• _Work item_: Copy the records below in full and leave every image out of the copy.

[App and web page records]
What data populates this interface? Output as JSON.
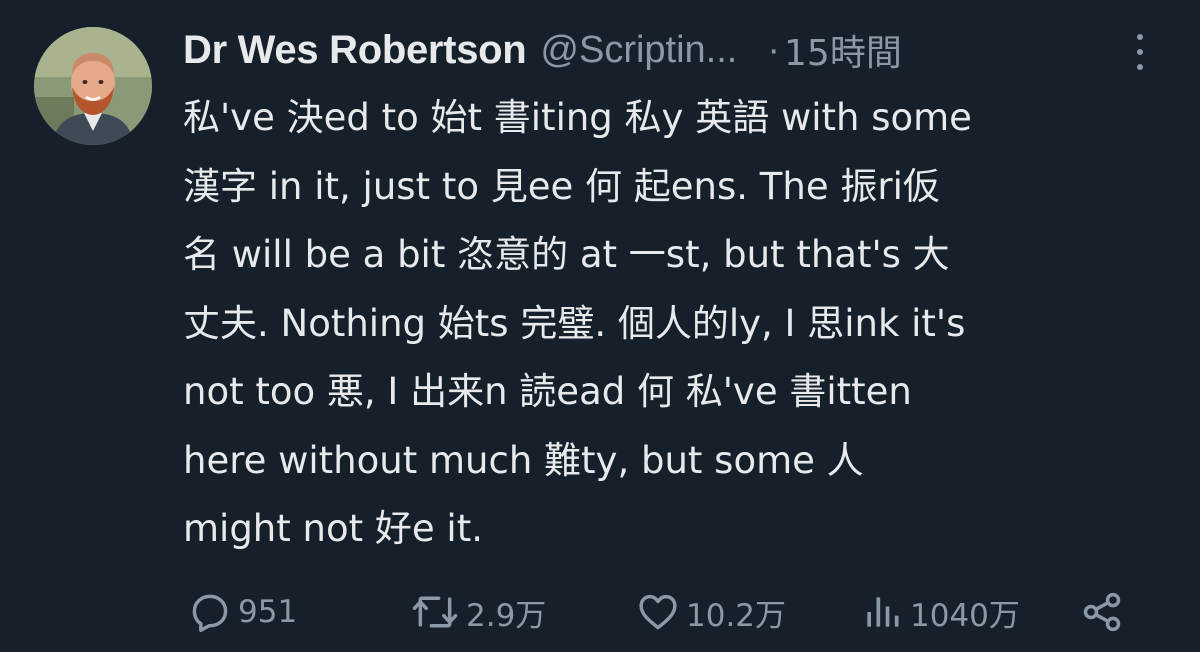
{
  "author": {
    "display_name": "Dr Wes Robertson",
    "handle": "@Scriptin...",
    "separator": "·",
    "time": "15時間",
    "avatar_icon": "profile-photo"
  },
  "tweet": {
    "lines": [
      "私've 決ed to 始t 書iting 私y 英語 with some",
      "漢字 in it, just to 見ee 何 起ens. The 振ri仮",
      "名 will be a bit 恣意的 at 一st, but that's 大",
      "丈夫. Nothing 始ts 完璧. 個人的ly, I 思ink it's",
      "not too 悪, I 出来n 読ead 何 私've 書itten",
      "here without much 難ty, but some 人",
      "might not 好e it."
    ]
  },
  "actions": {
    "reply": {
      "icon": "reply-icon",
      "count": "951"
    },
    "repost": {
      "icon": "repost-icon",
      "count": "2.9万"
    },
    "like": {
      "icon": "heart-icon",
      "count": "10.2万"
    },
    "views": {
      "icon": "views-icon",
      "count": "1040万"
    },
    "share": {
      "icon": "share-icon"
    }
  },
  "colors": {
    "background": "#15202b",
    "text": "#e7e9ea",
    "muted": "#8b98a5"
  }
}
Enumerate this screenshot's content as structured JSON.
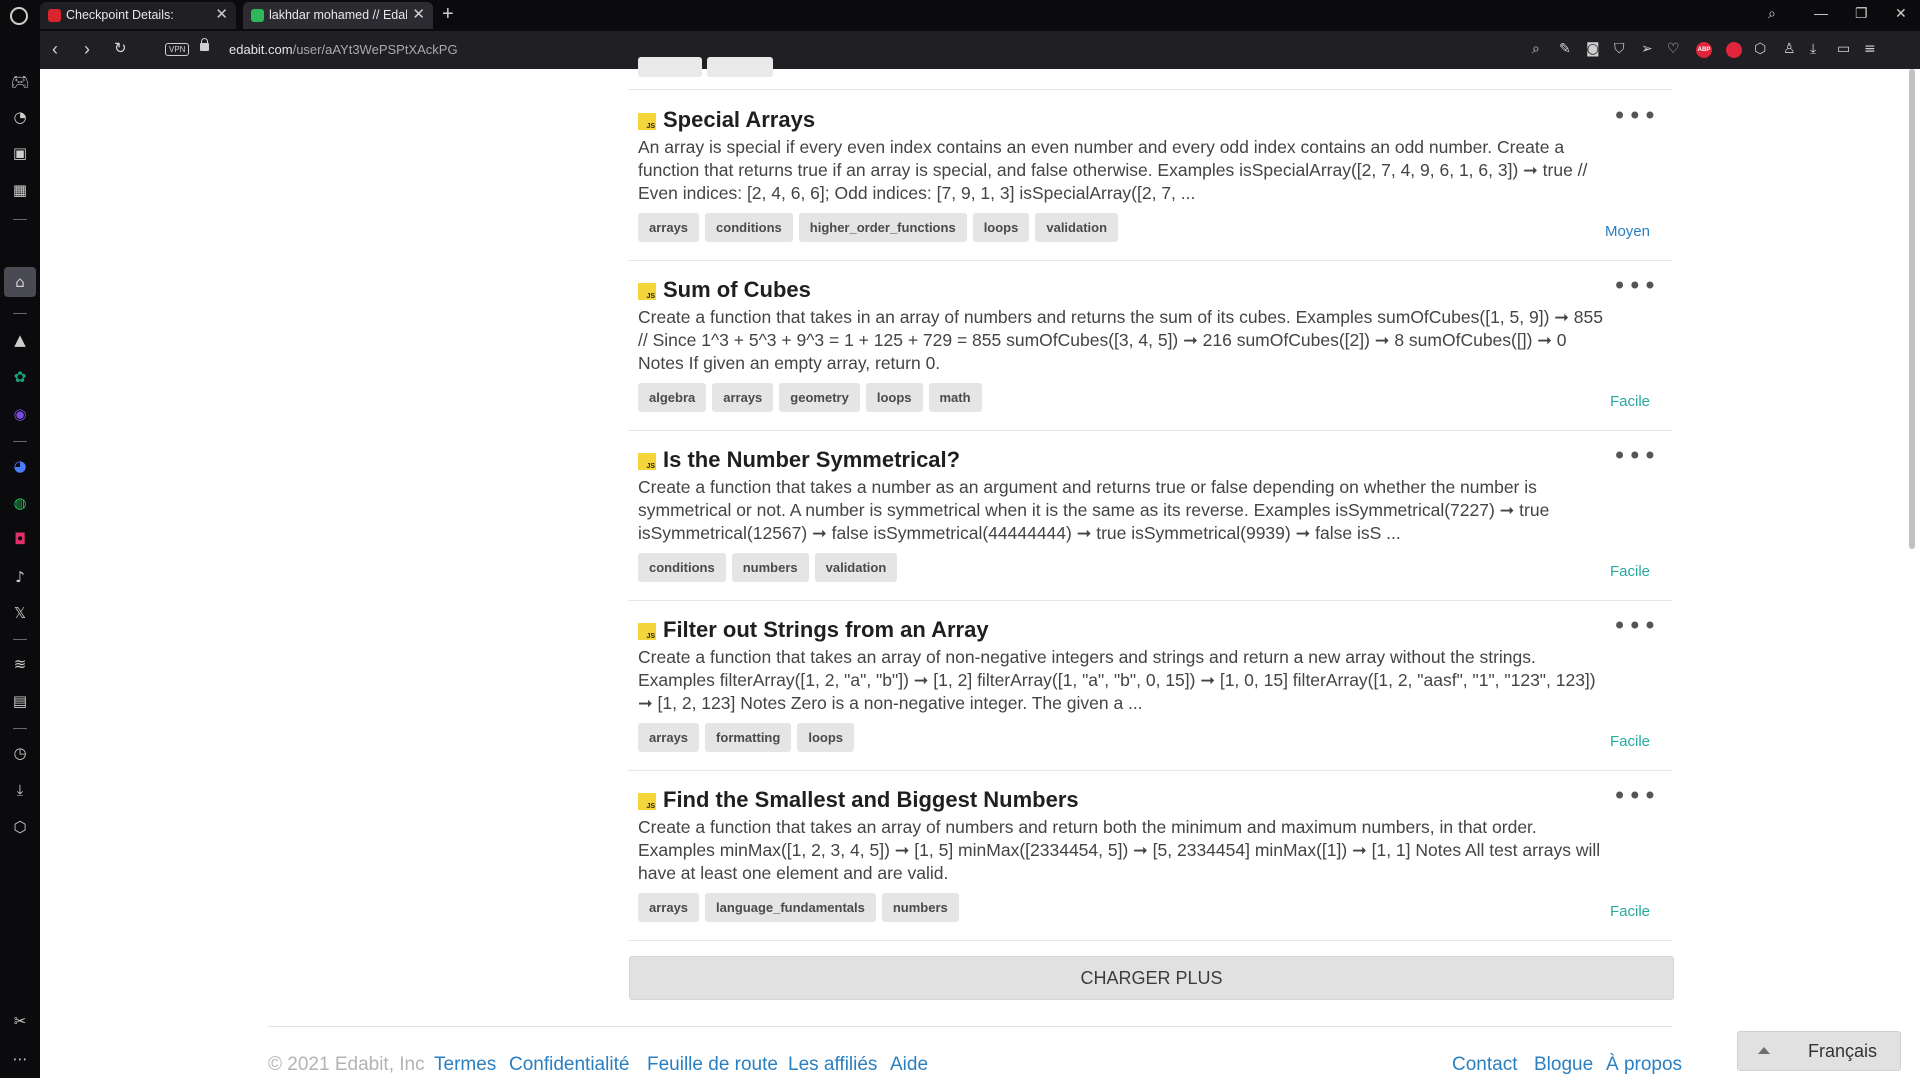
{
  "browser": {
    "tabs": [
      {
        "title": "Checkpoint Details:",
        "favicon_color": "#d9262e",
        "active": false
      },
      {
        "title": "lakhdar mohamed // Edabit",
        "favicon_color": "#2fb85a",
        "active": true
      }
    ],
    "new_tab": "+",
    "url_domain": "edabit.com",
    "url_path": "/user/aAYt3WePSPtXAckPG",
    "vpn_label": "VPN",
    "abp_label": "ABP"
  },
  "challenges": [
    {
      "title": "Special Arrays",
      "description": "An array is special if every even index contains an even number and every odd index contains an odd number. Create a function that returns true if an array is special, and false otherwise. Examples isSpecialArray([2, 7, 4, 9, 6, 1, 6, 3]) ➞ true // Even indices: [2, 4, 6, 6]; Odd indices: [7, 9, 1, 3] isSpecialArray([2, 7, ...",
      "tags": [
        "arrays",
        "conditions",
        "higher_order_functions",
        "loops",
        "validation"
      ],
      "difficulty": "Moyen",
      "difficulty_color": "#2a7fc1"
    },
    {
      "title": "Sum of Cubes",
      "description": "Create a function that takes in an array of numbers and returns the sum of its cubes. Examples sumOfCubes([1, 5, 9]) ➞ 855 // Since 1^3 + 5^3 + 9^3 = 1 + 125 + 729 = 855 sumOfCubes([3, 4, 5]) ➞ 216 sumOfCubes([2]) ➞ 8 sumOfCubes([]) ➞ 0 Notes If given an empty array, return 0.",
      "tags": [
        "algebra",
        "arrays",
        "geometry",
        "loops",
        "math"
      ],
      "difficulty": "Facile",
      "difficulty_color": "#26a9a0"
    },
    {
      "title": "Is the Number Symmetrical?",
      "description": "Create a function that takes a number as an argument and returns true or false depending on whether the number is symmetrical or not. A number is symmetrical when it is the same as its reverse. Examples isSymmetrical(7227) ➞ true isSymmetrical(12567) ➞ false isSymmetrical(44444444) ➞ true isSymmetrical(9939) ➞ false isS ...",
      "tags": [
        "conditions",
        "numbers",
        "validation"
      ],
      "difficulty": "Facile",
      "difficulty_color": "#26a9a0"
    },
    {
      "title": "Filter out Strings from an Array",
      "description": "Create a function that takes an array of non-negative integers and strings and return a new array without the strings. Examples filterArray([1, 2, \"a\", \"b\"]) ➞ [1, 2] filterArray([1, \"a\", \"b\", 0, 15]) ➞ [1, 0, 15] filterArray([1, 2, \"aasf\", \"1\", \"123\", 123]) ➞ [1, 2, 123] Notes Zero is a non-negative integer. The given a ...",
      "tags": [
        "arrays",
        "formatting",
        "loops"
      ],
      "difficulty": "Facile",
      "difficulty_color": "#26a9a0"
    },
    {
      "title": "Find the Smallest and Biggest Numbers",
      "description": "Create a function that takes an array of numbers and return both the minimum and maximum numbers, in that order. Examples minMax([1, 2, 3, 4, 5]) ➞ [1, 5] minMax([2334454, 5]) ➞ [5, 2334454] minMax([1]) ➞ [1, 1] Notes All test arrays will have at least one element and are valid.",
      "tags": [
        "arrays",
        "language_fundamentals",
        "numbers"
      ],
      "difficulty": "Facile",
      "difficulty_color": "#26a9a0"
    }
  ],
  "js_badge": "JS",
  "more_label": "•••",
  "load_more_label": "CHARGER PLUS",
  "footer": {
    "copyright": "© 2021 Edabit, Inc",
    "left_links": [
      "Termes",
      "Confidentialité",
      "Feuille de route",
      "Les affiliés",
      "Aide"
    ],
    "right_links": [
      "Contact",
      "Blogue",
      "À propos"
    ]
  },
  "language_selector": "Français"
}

• _Written reply_:
What data populates this interface? Output as JSON.
{
  "author": {
    "display_name": "Dr Wes Robertson",
    "handle": "@Scriptin...",
    "separator": "·",
    "time": "15時間",
    "avatar_icon": "profile-photo"
  },
  "tweet": {
    "lines": [
      "私've 決ed to 始t 書iting 私y 英語 with some",
      "漢字 in it, just to 見ee 何 起ens. The 振ri仮",
      "名 will be a bit 恣意的 at 一st, but that's 大",
      "丈夫. Nothing 始ts 完璧. 個人的ly, I 思ink it's",
      "not too 悪, I 出来n 読ead 何 私've 書itten",
      "here without much 難ty, but some 人",
      "might not 好e it."
    ]
  },
  "actions": {
    "reply": {
      "icon": "reply-icon",
      "count": "951"
    },
    "repost": {
      "icon": "repost-icon",
      "count": "2.9万"
    },
    "like": {
      "icon": "heart-icon",
      "count": "10.2万"
    },
    "views": {
      "icon": "views-icon",
      "count": "1040万"
    },
    "share": {
      "icon": "share-icon"
    }
  },
  "colors": {
    "background": "#15202b",
    "text": "#e7e9ea",
    "muted": "#8b98a5"
  }
}
Enumerate this screenshot's content as structured JSON.
{
  "browser": {
    "tabs": [
      {
        "title": "Checkpoint Details:",
        "favicon_color": "#d9262e",
        "active": false
      },
      {
        "title": "lakhdar mohamed // Edabit",
        "favicon_color": "#2fb85a",
        "active": true
      }
    ],
    "new_tab": "+",
    "url_domain": "edabit.com",
    "url_path": "/user/aAYt3WePSPtXAckPG",
    "vpn_label": "VPN",
    "abp_label": "ABP"
  },
  "challenges": [
    {
      "title": "Special Arrays",
      "description": "An array is special if every even index contains an even number and every odd index contains an odd number. Create a function that returns true if an array is special, and false otherwise. Examples isSpecialArray([2, 7, 4, 9, 6, 1, 6, 3]) ➞ true // Even indices: [2, 4, 6, 6]; Odd indices: [7, 9, 1, 3] isSpecialArray([2, 7, ...",
      "tags": [
        "arrays",
        "conditions",
        "higher_order_functions",
        "loops",
        "validation"
      ],
      "difficulty": "Moyen",
      "difficulty_color": "#2a7fc1"
    },
    {
      "title": "Sum of Cubes",
      "description": "Create a function that takes in an array of numbers and returns the sum of its cubes. Examples sumOfCubes([1, 5, 9]) ➞ 855 // Since 1^3 + 5^3 + 9^3 = 1 + 125 + 729 = 855 sumOfCubes([3, 4, 5]) ➞ 216 sumOfCubes([2]) ➞ 8 sumOfCubes([]) ➞ 0 Notes If given an empty array, return 0.",
      "tags": [
        "algebra",
        "arrays",
        "geometry",
        "loops",
        "math"
      ],
      "difficulty": "Facile",
      "difficulty_color": "#26a9a0"
    },
    {
      "title": "Is the Number Symmetrical?",
      "description": "Create a function that takes a number as an argument and returns true or false depending on whether the number is symmetrical or not. A number is symmetrical when it is the same as its reverse. Examples isSymmetrical(7227) ➞ true isSymmetrical(12567) ➞ false isSymmetrical(44444444) ➞ true isSymmetrical(9939) ➞ false isS ...",
      "tags": [
        "conditions",
        "numbers",
        "validation"
      ],
      "difficulty": "Facile",
      "difficulty_color": "#26a9a0"
    },
    {
      "title": "Filter out Strings from an Array",
      "description": "Create a function that takes an array of non-negative integers and strings and return a new array without the strings. Examples filterArray([1, 2, \"a\", \"b\"]) ➞ [1, 2] filterArray([1, \"a\", \"b\", 0, 15]) ➞ [1, 0, 15] filterArray([1, 2, \"aasf\", \"1\", \"123\", 123]) ➞ [1, 2, 123] Notes Zero is a non-negative integer. The given a ...",
      "tags": [
        "arrays",
        "formatting",
        "loops"
      ],
      "difficulty": "Facile",
      "difficulty_color": "#26a9a0"
    },
    {
      "title": "Find the Smallest and Biggest Numbers",
      "description": "Create a function that takes an array of numbers and return both the minimum and maximum numbers, in that order. Examples minMax([1, 2, 3, 4, 5]) ➞ [1, 5] minMax([2334454, 5]) ➞ [5, 2334454] minMax([1]) ➞ [1, 1] Notes All test arrays will have at least one element and are valid.",
      "tags": [
        "arrays",
        "language_fundamentals",
        "numbers"
      ],
      "difficulty": "Facile",
      "difficulty_color": "#26a9a0"
    }
  ],
  "js_badge": "JS",
  "more_label": "•••",
  "load_more_label": "CHARGER PLUS",
  "footer": {
    "copyright": "© 2021 Edabit, Inc",
    "left_links": [
      "Termes",
      "Confidentialité",
      "Feuille de route",
      "Les affiliés",
      "Aide"
    ],
    "right_links": [
      "Contact",
      "Blogue",
      "À propos"
    ]
  },
  "language_selector": "Français"
}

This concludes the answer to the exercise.